[Entries from a dataset of interfaces]

- - -

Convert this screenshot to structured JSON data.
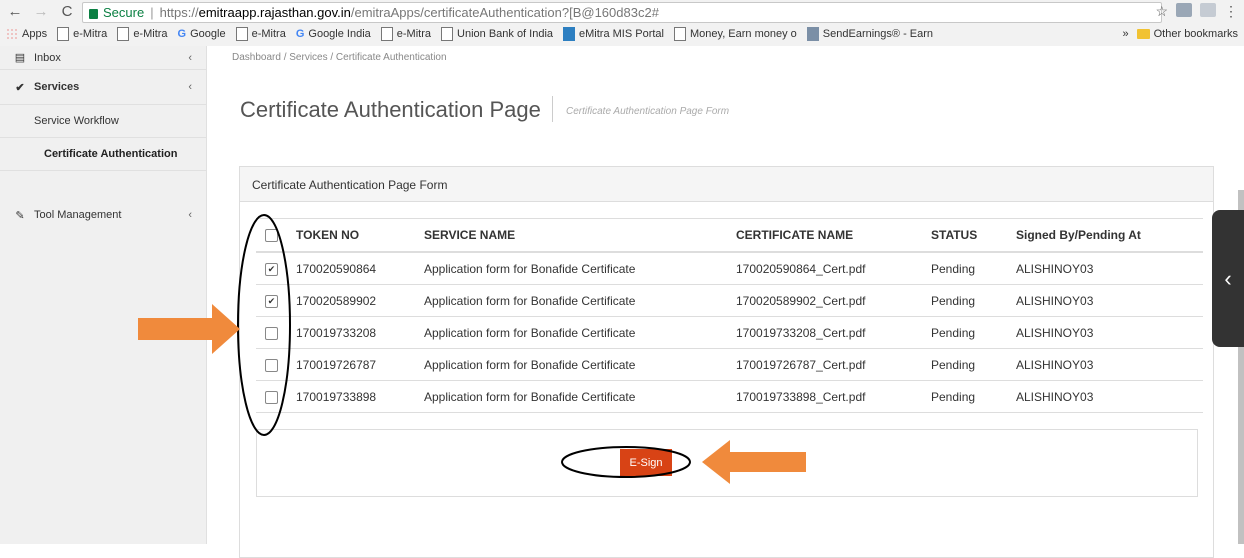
{
  "browser": {
    "nav": {
      "back": "←",
      "forward": "→",
      "reload": "C"
    },
    "secure_label": "Secure",
    "url_scheme": "https://",
    "url_host": "emitraapp.rajasthan.gov.in",
    "url_path": "/emitraApps/certificateAuthentication?[B@160d83c2#",
    "star": "☆",
    "menu": "⋮",
    "bookmarks": [
      {
        "label": "Apps",
        "icon": "apps-icon"
      },
      {
        "label": "e-Mitra",
        "icon": "page-icon"
      },
      {
        "label": "e-Mitra",
        "icon": "page-icon"
      },
      {
        "label": "Google",
        "icon": "google-icon"
      },
      {
        "label": "e-Mitra",
        "icon": "page-icon"
      },
      {
        "label": "Google India",
        "icon": "google-icon"
      },
      {
        "label": "e-Mitra",
        "icon": "page-icon"
      },
      {
        "label": "Union Bank of India",
        "icon": "page-icon"
      },
      {
        "label": "eMitra MIS Portal",
        "icon": "portal-icon"
      },
      {
        "label": "Money, Earn money o",
        "icon": "page-icon"
      },
      {
        "label": "SendEarnings® - Earn",
        "icon": "mail-icon"
      }
    ],
    "more_bookmarks": "»",
    "other_bookmarks": "Other bookmarks"
  },
  "sidebar": {
    "inbox": "Inbox",
    "services": "Services",
    "service_workflow": "Service Workflow",
    "certificate_authentication": "Certificate Authentication",
    "tool_management": "Tool Management"
  },
  "breadcrumb": "Dashboard / Services / Certificate Authentication",
  "page": {
    "title": "Certificate Authentication Page",
    "subtitle": "Certificate Authentication Page Form",
    "panel_title": "Certificate Authentication Page Form"
  },
  "table": {
    "headers": {
      "token": "TOKEN NO",
      "service": "SERVICE NAME",
      "certificate": "CERTIFICATE NAME",
      "status": "STATUS",
      "signed": "Signed By/Pending At"
    },
    "rows": [
      {
        "checked": true,
        "token": "170020590864",
        "service": "Application form for Bonafide Certificate",
        "certificate": "170020590864_Cert.pdf",
        "status": "Pending",
        "signed": "ALISHINOY03"
      },
      {
        "checked": true,
        "token": "170020589902",
        "service": "Application form for Bonafide Certificate",
        "certificate": "170020589902_Cert.pdf",
        "status": "Pending",
        "signed": "ALISHINOY03"
      },
      {
        "checked": false,
        "token": "170019733208",
        "service": "Application form for Bonafide Certificate",
        "certificate": "170019733208_Cert.pdf",
        "status": "Pending",
        "signed": "ALISHINOY03"
      },
      {
        "checked": false,
        "token": "170019726787",
        "service": "Application form for Bonafide Certificate",
        "certificate": "170019726787_Cert.pdf",
        "status": "Pending",
        "signed": "ALISHINOY03"
      },
      {
        "checked": false,
        "token": "170019733898",
        "service": "Application form for Bonafide Certificate",
        "certificate": "170019733898_Cert.pdf",
        "status": "Pending",
        "signed": "ALISHINOY03"
      }
    ]
  },
  "esign_label": "E-Sign",
  "right_tab_icon": "‹",
  "colors": {
    "esign": "#d84315",
    "arrow": "#f08a3c",
    "secure": "#0b8043"
  }
}
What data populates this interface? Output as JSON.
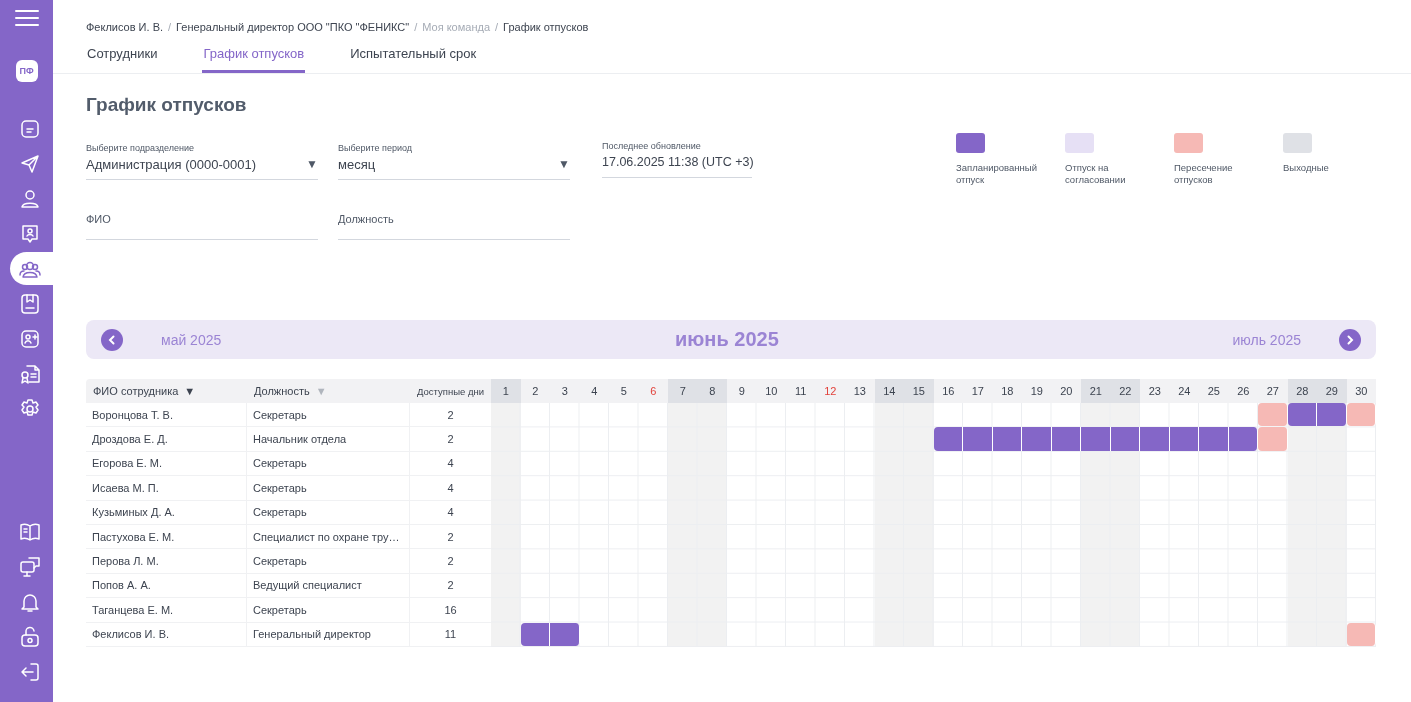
{
  "sidebar": {
    "logo": "ПФ",
    "items": [
      {
        "kind": "document",
        "selected": false
      },
      {
        "kind": "send",
        "selected": false
      },
      {
        "kind": "user",
        "selected": false
      },
      {
        "kind": "badge",
        "selected": false
      },
      {
        "kind": "team",
        "selected": true
      },
      {
        "kind": "bookmark",
        "selected": false
      },
      {
        "kind": "add-user",
        "selected": false
      },
      {
        "kind": "certificate",
        "selected": false
      },
      {
        "kind": "settings",
        "selected": false
      }
    ],
    "bottom_items": [
      {
        "kind": "book",
        "selected": false
      },
      {
        "kind": "monitor",
        "selected": false
      },
      {
        "kind": "bell",
        "selected": false
      },
      {
        "kind": "lock",
        "selected": false
      },
      {
        "kind": "logout",
        "selected": false
      }
    ]
  },
  "breadcrumbs": [
    {
      "label": "Феклисов И. В.",
      "muted": false
    },
    {
      "label": "Генеральный директор ООО \"ПКО \"ФЕНИКС\"",
      "muted": false
    },
    {
      "label": "Моя команда",
      "muted": true
    },
    {
      "label": "График отпусков",
      "muted": false
    }
  ],
  "breadcrumb_separator": "/",
  "tabs": [
    {
      "label": "Сотрудники",
      "selected": false
    },
    {
      "label": "График отпусков",
      "selected": true
    },
    {
      "label": "Испытательный срок",
      "selected": false
    }
  ],
  "title": "График отпусков",
  "filters": {
    "department": {
      "label": "Выберите подразделение",
      "value": "Администрация (0000-0001)",
      "arrow": "▼"
    },
    "period": {
      "label": "Выберите период",
      "value": "месяц",
      "arrow": "▼"
    },
    "updated": {
      "label": "Последнее обновление",
      "value": "17.06.2025 11:38 (UTC +3)"
    },
    "name": {
      "placeholder": "ФИО"
    },
    "position": {
      "placeholder": "Должность"
    }
  },
  "legend": [
    {
      "kind": "planned",
      "label": "Запланированный отпуск",
      "color": "#8466c8"
    },
    {
      "kind": "pending",
      "label": "Отпуск на согласовании",
      "color": "#e6e0f5"
    },
    {
      "kind": "overlap",
      "label": "Пересечение отпусков",
      "color": "#f6b9b5"
    },
    {
      "kind": "weekend",
      "label": "Выходные",
      "color": "#dfe1e6"
    }
  ],
  "calendar": {
    "prev": "май 2025",
    "current": "июнь 2025",
    "next": "июль 2025"
  },
  "table": {
    "columns": [
      {
        "label": "ФИО сотрудника",
        "sort": "▼",
        "sort_active": true
      },
      {
        "label": "Должность",
        "sort": "▼",
        "sort_active": false
      },
      {
        "label": "Доступные дни"
      }
    ],
    "days": [
      {
        "label": "1",
        "kind": "weekend"
      },
      {
        "label": "2",
        "kind": "workday"
      },
      {
        "label": "3",
        "kind": "workday"
      },
      {
        "label": "4",
        "kind": "workday"
      },
      {
        "label": "5",
        "kind": "workday"
      },
      {
        "label": "6",
        "kind": "holiday"
      },
      {
        "label": "7",
        "kind": "weekend"
      },
      {
        "label": "8",
        "kind": "weekend"
      },
      {
        "label": "9",
        "kind": "workday"
      },
      {
        "label": "10",
        "kind": "workday"
      },
      {
        "label": "11",
        "kind": "workday"
      },
      {
        "label": "12",
        "kind": "holiday"
      },
      {
        "label": "13",
        "kind": "workday"
      },
      {
        "label": "14",
        "kind": "weekend"
      },
      {
        "label": "15",
        "kind": "weekend"
      },
      {
        "label": "16",
        "kind": "workday"
      },
      {
        "label": "17",
        "kind": "workday"
      },
      {
        "label": "18",
        "kind": "workday"
      },
      {
        "label": "19",
        "kind": "workday"
      },
      {
        "label": "20",
        "kind": "workday"
      },
      {
        "label": "21",
        "kind": "weekend"
      },
      {
        "label": "22",
        "kind": "weekend"
      },
      {
        "label": "23",
        "kind": "workday"
      },
      {
        "label": "24",
        "kind": "workday"
      },
      {
        "label": "25",
        "kind": "workday"
      },
      {
        "label": "26",
        "kind": "workday"
      },
      {
        "label": "27",
        "kind": "workday"
      },
      {
        "label": "28",
        "kind": "weekend"
      },
      {
        "label": "29",
        "kind": "weekend"
      },
      {
        "label": "30",
        "kind": "workday"
      }
    ],
    "rows": [
      {
        "name": "Воронцова Т. В.",
        "position": "Секретарь",
        "available": "2",
        "schedule": [
          {
            "kind": "free"
          },
          {
            "kind": "free"
          },
          {
            "kind": "free"
          },
          {
            "kind": "free"
          },
          {
            "kind": "free"
          },
          {
            "kind": "free"
          },
          {
            "kind": "free"
          },
          {
            "kind": "free"
          },
          {
            "kind": "free"
          },
          {
            "kind": "free"
          },
          {
            "kind": "free"
          },
          {
            "kind": "free"
          },
          {
            "kind": "free"
          },
          {
            "kind": "free"
          },
          {
            "kind": "free"
          },
          {
            "kind": "free"
          },
          {
            "kind": "free"
          },
          {
            "kind": "free"
          },
          {
            "kind": "free"
          },
          {
            "kind": "free"
          },
          {
            "kind": "free"
          },
          {
            "kind": "free"
          },
          {
            "kind": "free"
          },
          {
            "kind": "free"
          },
          {
            "kind": "free"
          },
          {
            "kind": "free"
          },
          {
            "kind": "overlap"
          },
          {
            "kind": "planned"
          },
          {
            "kind": "planned"
          },
          {
            "kind": "overlap"
          }
        ]
      },
      {
        "name": "Дроздова Е. Д.",
        "position": "Начальник отдела",
        "available": "2",
        "schedule": [
          {
            "kind": "free"
          },
          {
            "kind": "free"
          },
          {
            "kind": "free"
          },
          {
            "kind": "free"
          },
          {
            "kind": "free"
          },
          {
            "kind": "free"
          },
          {
            "kind": "free"
          },
          {
            "kind": "free"
          },
          {
            "kind": "free"
          },
          {
            "kind": "free"
          },
          {
            "kind": "free"
          },
          {
            "kind": "free"
          },
          {
            "kind": "free"
          },
          {
            "kind": "free"
          },
          {
            "kind": "free"
          },
          {
            "kind": "planned"
          },
          {
            "kind": "planned"
          },
          {
            "kind": "planned"
          },
          {
            "kind": "planned"
          },
          {
            "kind": "planned"
          },
          {
            "kind": "planned"
          },
          {
            "kind": "planned"
          },
          {
            "kind": "planned"
          },
          {
            "kind": "planned"
          },
          {
            "kind": "planned"
          },
          {
            "kind": "planned"
          },
          {
            "kind": "overlap"
          },
          {
            "kind": "free"
          },
          {
            "kind": "free"
          },
          {
            "kind": "free"
          }
        ]
      },
      {
        "name": "Егорова Е. М.",
        "position": "Секретарь",
        "available": "4"
      },
      {
        "name": "Исаева М. П.",
        "position": "Секретарь",
        "available": "4"
      },
      {
        "name": "Кузьминых Д. А.",
        "position": "Секретарь",
        "available": "4"
      },
      {
        "name": "Пастухова Е. М.",
        "position": "Специалист по охране тру…",
        "available": "2"
      },
      {
        "name": "Перова Л. М.",
        "position": "Секретарь",
        "available": "2"
      },
      {
        "name": "Попов А. А.",
        "position": "Ведущий специалист",
        "available": "2"
      },
      {
        "name": "Таганцева Е. М.",
        "position": "Секретарь",
        "available": "16"
      },
      {
        "name": "Феклисов И. В.",
        "position": "Генеральный директор",
        "available": "11",
        "schedule": [
          {
            "kind": "free"
          },
          {
            "kind": "planned"
          },
          {
            "kind": "planned"
          },
          {
            "kind": "free"
          },
          {
            "kind": "free"
          },
          {
            "kind": "free"
          },
          {
            "kind": "free"
          },
          {
            "kind": "free"
          },
          {
            "kind": "free"
          },
          {
            "kind": "free"
          },
          {
            "kind": "free"
          },
          {
            "kind": "free"
          },
          {
            "kind": "free"
          },
          {
            "kind": "free"
          },
          {
            "kind": "free"
          },
          {
            "kind": "free"
          },
          {
            "kind": "free"
          },
          {
            "kind": "free"
          },
          {
            "kind": "free"
          },
          {
            "kind": "free"
          },
          {
            "kind": "free"
          },
          {
            "kind": "free"
          },
          {
            "kind": "free"
          },
          {
            "kind": "free"
          },
          {
            "kind": "free"
          },
          {
            "kind": "free"
          },
          {
            "kind": "free"
          },
          {
            "kind": "free"
          },
          {
            "kind": "free"
          },
          {
            "kind": "overlap"
          }
        ]
      }
    ]
  }
}
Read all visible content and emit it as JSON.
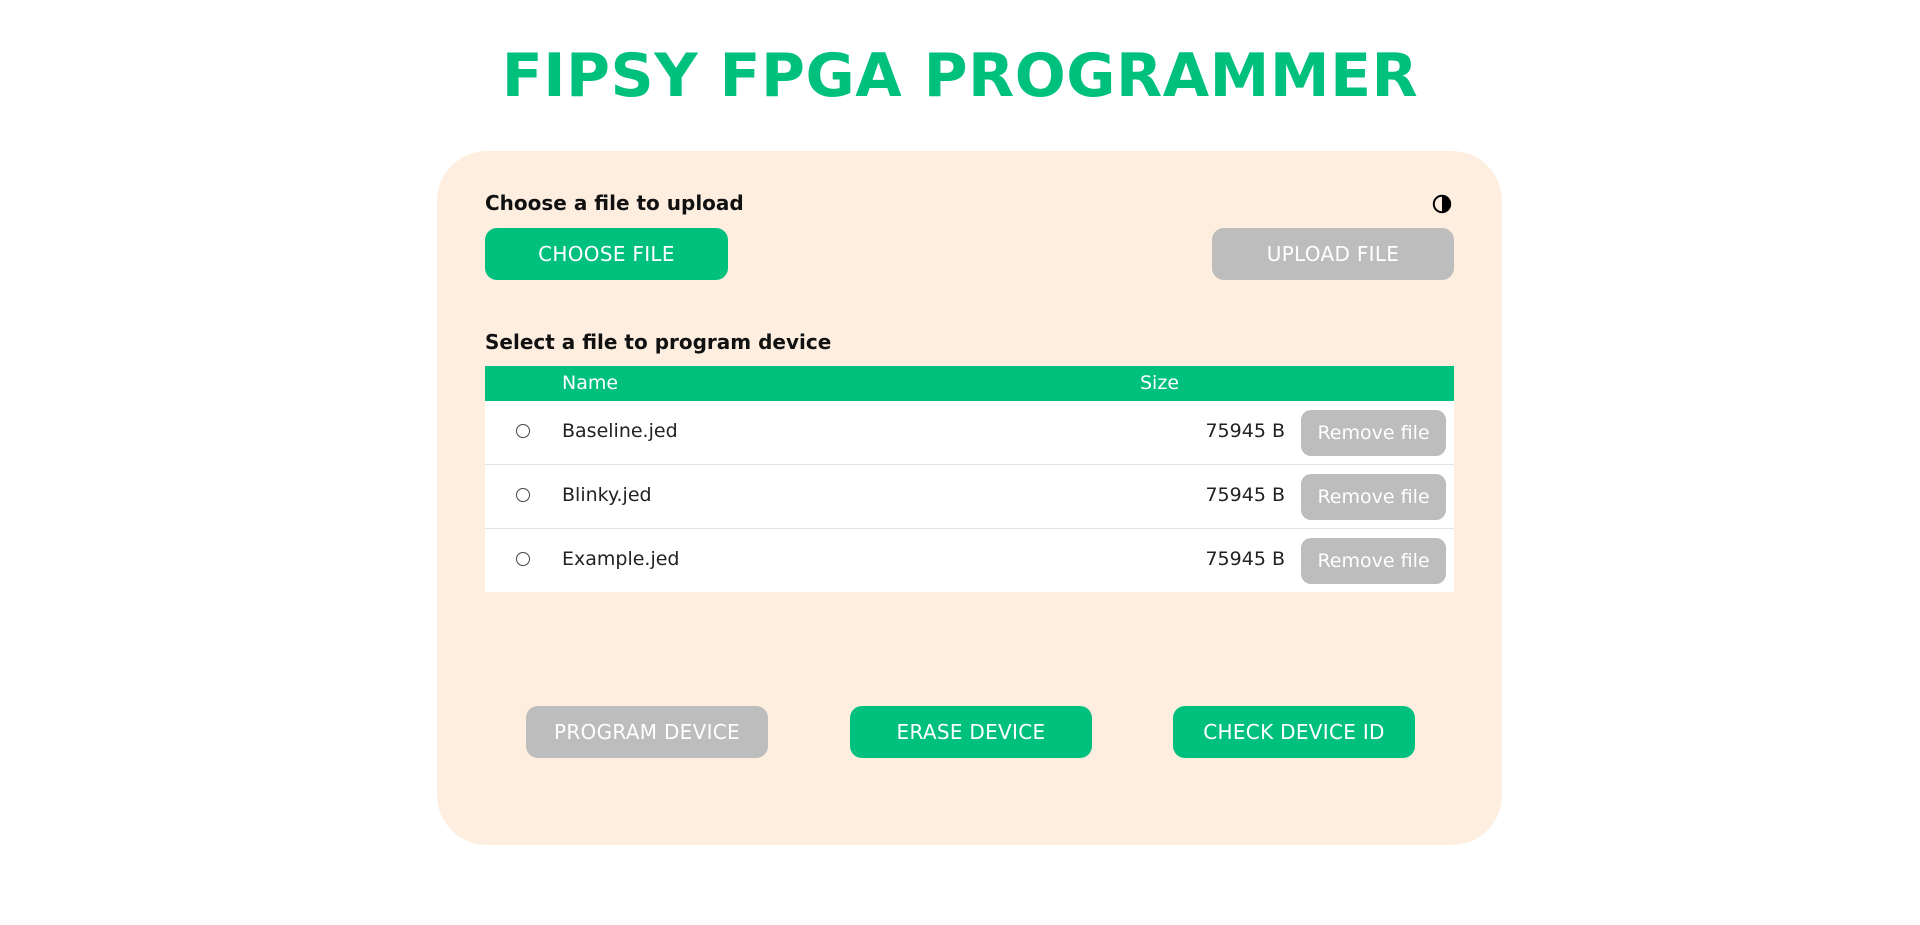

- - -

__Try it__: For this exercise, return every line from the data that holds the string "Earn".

__Solution to this task__:
        "label": "Money, Earn money o",
        "label": "SendEarnings® - Earn",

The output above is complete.